Wednesday, January 27, 2016

A Possible Solution to the Zika Virus Risk for Jamaica for the NSWMA (mainly)

The idiots who run the NSWMA are the ones who placed us at risk for the CHIK-V and now ZIK-V. They cut out communal receptacles and implemented kerb-side collection. As an Environmental Health officer, I will now put forward why that increases the risks of mosquito breeding. The Aedes aegypti mosquito has a flight range of up to 100 metres, some literature put it at 65M max, for our purposes, let's leave it at 100. Communal receptacles are what we call 'skips' or dumpsters and they are to be placed at central locations within an area. Kerb-side collection is collection of garbage from individual receptacles at each house. Now, think about how that is executed: the garbage truck drives up to each home, a man comes off and picks the receptacle up and empties it into the truck - tedious and time-consuming and the truck has to make many stops. Communal receptacles at a central location throughout various points in the community strategically located results in the garbage being handled by the workers in a more sanitary manner if they are implemented properly.

We all know that the NSWMA has issues with trucks and reliability and funds to maintain the trucks, as a result, garbage has been known to go uncollected for weeks - months in some cases. So, uncollected garbage at each home puts the members of that household in a position where there is proliferation of potential (and actual) mosquito breeding sites. Had the garbage been placed at a central receptacle outside of the flight range of the Aedes aegypti mosquito breeding of these mosquitoes would be less likely and people would therefore be less likely to be bitten and control would be a lot less of a problem. Additionally, we would now have only a few places to clean up whereas with the kerb-side collection, each household has a garbage issue.

Aedes aegypti mosquitoes unlike many other mosquitoes prefer human blood upwards of 95% of its blood is from humans - therefore they are considered one of the most 'domesticated' mosquitoes on earth. Other species such as its cousins Aedes albopictus and Ae. medio-vittatus are not as selective, Ae. albopictus rarely being seen with more than 75% human blood and the Ae. medio-vittatus (Tree-Hole Mosquito) having less than 50%. There are other mosquitoes such as the Culex quinquefasciattus, C. negripalpus, C. corniger, C. mediator and C. janitor all of which are found in Jamaica are less picky and bite pretty much anything with blood that moves (species of Culex are known to spread heartworms in dogs).

But I digress...

Problem: kerb-side (house to house) collection of garbage; it has its pluses and is what is used in most 'developed' countries as a means of collection.

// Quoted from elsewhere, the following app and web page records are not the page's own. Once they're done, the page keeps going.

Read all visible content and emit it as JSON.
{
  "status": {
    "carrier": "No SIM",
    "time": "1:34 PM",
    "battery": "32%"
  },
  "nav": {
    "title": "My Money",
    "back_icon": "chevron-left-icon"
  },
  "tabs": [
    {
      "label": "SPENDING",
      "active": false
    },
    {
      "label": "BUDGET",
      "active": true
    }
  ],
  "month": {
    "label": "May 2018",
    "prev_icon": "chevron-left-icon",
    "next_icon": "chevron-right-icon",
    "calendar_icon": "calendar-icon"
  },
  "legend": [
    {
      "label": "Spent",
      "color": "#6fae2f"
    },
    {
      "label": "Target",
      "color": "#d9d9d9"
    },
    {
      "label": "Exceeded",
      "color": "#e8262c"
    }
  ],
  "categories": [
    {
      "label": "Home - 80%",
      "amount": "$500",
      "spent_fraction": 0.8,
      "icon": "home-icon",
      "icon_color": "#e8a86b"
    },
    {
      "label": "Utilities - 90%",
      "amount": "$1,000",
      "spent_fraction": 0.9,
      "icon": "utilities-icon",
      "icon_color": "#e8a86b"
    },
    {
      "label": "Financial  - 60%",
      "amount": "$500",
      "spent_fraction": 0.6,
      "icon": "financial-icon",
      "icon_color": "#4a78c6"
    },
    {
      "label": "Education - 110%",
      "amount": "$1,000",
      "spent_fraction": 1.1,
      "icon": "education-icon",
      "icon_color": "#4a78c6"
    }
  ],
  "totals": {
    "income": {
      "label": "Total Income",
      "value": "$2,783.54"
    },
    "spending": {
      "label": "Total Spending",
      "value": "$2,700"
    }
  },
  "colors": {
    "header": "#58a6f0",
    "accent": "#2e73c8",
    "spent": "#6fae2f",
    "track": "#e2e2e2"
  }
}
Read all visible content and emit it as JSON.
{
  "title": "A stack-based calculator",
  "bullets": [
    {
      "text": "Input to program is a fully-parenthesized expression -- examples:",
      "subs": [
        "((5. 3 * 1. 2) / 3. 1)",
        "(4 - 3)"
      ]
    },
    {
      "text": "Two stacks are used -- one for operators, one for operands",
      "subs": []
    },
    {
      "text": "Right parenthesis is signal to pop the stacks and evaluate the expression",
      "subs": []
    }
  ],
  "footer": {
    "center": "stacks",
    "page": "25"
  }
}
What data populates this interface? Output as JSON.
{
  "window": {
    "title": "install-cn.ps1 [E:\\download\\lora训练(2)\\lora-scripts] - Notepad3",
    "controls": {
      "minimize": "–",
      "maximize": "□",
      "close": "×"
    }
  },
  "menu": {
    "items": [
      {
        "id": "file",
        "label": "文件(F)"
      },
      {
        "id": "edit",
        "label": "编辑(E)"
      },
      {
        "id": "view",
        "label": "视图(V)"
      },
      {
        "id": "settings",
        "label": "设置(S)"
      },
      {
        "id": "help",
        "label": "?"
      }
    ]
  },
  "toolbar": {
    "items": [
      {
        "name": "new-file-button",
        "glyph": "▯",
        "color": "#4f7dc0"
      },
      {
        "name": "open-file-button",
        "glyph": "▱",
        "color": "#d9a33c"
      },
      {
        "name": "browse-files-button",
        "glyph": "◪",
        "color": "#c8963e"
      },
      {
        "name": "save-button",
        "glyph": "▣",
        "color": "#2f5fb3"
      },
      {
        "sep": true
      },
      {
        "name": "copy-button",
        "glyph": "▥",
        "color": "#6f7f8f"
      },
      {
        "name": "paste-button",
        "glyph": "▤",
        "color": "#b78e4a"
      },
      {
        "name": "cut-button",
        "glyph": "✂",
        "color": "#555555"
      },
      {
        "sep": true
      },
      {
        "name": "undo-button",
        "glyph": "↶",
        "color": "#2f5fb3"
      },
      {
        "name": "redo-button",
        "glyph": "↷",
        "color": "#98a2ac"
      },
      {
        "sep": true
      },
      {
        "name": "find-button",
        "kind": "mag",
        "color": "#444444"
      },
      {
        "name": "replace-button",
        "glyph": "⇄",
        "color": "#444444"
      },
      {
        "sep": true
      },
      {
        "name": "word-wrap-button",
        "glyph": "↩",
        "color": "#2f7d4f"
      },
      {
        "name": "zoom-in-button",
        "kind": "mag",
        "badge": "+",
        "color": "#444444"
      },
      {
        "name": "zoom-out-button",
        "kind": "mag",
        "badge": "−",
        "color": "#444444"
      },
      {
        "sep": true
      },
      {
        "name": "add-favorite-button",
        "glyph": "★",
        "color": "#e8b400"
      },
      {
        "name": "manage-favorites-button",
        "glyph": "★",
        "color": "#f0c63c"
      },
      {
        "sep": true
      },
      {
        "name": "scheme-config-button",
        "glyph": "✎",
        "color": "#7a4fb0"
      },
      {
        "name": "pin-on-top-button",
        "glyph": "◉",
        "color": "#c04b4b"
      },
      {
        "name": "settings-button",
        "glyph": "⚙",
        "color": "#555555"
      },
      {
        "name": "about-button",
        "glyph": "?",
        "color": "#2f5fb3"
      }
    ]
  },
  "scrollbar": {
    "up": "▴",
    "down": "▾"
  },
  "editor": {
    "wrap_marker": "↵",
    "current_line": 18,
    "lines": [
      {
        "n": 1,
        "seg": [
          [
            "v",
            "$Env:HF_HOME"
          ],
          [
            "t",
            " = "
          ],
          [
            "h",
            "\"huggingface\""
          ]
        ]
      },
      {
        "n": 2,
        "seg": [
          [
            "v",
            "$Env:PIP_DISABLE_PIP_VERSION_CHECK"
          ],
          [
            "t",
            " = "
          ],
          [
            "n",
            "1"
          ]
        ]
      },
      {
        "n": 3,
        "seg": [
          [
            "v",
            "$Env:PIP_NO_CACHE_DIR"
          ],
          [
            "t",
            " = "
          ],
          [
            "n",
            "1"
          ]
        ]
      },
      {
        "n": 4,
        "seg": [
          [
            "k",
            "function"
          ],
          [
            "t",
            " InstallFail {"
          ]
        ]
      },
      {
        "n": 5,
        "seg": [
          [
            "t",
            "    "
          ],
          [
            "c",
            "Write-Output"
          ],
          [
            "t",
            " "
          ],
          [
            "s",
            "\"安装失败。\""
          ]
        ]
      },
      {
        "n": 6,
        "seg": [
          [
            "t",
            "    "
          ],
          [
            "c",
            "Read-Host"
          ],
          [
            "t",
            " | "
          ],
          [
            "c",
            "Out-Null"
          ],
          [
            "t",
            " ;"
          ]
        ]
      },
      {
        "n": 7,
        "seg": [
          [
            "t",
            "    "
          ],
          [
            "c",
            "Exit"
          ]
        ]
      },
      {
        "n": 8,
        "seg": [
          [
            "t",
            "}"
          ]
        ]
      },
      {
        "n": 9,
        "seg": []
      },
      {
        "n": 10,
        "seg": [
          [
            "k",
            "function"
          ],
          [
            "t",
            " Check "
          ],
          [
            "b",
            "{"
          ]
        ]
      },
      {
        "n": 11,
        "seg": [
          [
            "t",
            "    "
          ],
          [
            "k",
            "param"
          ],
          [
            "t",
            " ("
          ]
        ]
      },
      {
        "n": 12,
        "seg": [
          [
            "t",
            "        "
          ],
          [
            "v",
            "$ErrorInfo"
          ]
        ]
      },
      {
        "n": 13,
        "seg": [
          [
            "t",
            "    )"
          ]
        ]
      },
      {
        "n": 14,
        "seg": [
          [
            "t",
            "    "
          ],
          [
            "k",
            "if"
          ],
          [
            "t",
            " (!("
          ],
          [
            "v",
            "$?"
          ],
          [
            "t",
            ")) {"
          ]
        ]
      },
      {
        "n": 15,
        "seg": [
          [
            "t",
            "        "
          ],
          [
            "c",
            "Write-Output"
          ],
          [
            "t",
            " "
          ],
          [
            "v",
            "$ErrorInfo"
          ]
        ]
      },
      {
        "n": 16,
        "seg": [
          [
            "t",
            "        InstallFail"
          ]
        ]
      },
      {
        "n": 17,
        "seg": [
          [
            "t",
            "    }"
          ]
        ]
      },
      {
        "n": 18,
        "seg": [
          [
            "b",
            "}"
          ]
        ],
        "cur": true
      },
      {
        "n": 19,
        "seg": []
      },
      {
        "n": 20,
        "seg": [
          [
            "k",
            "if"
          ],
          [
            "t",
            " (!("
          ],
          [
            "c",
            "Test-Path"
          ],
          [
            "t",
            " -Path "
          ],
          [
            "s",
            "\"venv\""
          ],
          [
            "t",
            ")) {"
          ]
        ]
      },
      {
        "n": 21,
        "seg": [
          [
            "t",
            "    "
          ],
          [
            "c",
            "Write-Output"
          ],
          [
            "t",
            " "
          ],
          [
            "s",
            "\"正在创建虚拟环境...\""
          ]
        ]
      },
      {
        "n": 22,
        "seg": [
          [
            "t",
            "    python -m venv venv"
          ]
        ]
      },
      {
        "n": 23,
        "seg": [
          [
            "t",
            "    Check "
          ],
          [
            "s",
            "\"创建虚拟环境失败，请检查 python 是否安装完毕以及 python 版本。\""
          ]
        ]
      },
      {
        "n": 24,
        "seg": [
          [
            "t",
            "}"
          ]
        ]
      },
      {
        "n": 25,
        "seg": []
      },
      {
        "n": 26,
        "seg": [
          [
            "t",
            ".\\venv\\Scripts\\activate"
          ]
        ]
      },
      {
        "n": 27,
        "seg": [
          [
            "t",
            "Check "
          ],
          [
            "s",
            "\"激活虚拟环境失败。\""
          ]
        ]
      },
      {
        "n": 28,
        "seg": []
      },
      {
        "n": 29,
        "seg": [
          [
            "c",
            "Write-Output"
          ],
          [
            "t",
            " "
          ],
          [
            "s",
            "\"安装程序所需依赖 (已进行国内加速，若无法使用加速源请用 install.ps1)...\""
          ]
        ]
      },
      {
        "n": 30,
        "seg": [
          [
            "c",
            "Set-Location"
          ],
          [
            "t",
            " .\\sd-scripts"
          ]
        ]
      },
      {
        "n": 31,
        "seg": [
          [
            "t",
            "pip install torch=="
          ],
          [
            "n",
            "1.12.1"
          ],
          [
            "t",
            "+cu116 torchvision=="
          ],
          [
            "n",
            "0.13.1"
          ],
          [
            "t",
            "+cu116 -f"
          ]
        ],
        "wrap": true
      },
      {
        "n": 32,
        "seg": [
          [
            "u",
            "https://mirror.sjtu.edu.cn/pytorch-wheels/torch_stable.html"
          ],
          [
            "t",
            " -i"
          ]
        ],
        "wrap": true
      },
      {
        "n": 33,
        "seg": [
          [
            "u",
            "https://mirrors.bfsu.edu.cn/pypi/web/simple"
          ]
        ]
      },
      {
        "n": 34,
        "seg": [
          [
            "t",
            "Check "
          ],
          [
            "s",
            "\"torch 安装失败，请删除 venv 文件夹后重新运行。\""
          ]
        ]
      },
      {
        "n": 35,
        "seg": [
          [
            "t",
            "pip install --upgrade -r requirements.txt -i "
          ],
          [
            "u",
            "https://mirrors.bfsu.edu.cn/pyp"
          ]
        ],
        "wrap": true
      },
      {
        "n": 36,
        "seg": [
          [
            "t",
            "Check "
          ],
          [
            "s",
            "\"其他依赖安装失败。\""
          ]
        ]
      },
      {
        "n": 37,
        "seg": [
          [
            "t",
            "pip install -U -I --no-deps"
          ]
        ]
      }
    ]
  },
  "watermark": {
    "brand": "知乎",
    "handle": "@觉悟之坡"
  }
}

It is fancy and ideal for the householder but it is not what we must adopt solely because it is used in developed countries - that should never be a reason we adopt anything. These countries use such methods because they are in a position to fund it - Jamaica is not!!! This method puts each household at risk of mosquito-borne diseases especially since the trucks don't work that well and garbage often goes uncollected for weeks on end. It is better to have the garbage piled-up in one location outside the flight-range of the Ae. aegypti than have many small piles of garbage at each premises.

Solution: Go back to a central receptacle, at strategic locations in the communities ideally outside of the flight-range of the mosquitoes, people will eventually start using them. This reduces maintenance costs on the trucks due to less wear and tear as a result of constant stopping, the trucks wouldn't need 3 to 4 workers all lifting heavy loads at frequent stops. Couple this with Public Education, and we will see the billions saved - you can thank me later.